TASK INPUTS ::
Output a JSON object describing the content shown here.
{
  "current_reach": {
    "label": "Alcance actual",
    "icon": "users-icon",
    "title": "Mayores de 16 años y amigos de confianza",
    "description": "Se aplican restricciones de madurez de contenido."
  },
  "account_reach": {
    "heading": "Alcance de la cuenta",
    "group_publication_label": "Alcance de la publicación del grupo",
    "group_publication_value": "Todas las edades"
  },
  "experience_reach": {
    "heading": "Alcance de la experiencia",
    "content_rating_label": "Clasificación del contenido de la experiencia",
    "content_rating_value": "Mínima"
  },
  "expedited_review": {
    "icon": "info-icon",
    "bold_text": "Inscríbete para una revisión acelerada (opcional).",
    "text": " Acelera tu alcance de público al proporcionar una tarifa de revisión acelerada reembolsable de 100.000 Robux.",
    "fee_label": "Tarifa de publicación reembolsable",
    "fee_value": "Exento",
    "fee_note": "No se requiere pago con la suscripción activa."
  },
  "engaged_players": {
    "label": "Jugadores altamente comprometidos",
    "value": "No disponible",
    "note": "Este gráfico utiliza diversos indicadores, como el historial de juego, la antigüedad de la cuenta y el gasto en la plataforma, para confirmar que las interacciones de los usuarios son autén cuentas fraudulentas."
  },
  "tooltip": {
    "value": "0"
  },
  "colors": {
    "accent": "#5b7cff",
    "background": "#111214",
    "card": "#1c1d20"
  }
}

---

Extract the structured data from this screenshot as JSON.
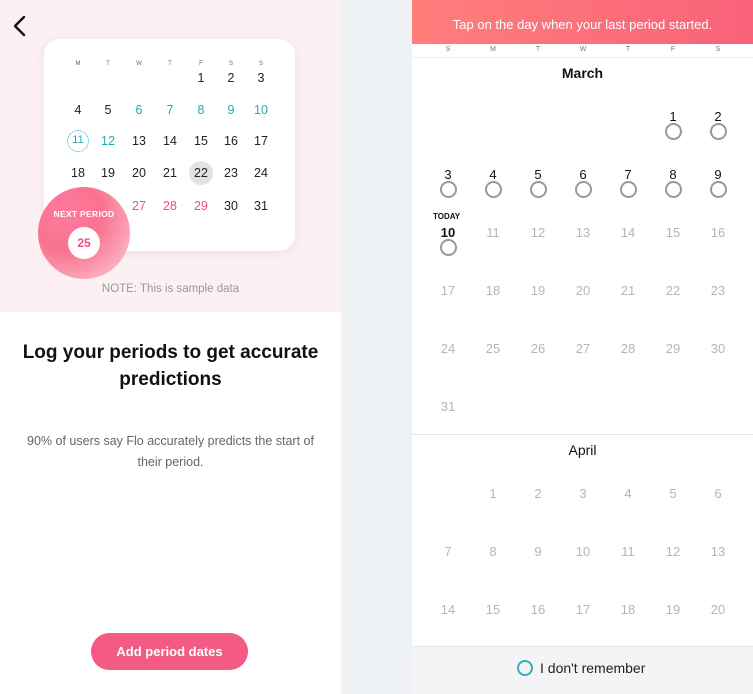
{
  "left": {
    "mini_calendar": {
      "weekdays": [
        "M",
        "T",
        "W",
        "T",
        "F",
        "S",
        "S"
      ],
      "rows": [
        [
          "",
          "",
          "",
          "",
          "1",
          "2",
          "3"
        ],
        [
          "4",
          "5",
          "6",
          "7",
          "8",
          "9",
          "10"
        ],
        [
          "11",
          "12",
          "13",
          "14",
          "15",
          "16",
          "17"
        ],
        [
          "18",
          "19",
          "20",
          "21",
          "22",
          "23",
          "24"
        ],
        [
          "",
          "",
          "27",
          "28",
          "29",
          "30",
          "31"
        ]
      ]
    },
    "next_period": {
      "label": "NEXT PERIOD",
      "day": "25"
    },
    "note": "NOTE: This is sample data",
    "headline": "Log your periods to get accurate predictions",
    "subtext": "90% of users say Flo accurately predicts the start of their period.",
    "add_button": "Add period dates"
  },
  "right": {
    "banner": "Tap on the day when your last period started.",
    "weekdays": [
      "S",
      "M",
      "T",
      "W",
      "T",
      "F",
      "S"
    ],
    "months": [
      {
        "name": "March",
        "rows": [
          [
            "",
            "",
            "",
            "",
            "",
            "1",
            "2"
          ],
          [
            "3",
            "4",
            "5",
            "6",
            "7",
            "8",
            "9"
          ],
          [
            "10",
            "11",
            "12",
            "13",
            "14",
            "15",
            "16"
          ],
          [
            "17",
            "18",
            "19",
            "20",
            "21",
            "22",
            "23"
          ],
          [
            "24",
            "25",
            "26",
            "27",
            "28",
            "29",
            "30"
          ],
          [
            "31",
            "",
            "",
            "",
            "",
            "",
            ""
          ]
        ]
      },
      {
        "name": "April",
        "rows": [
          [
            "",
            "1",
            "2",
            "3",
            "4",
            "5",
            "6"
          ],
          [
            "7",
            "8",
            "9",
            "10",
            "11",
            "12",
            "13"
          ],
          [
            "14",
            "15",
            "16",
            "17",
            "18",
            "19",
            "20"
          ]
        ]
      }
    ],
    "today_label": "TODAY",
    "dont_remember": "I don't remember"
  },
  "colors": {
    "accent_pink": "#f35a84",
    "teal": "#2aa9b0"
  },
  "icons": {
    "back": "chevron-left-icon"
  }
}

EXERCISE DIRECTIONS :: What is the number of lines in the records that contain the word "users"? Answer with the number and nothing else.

ANSWER BOX :: 2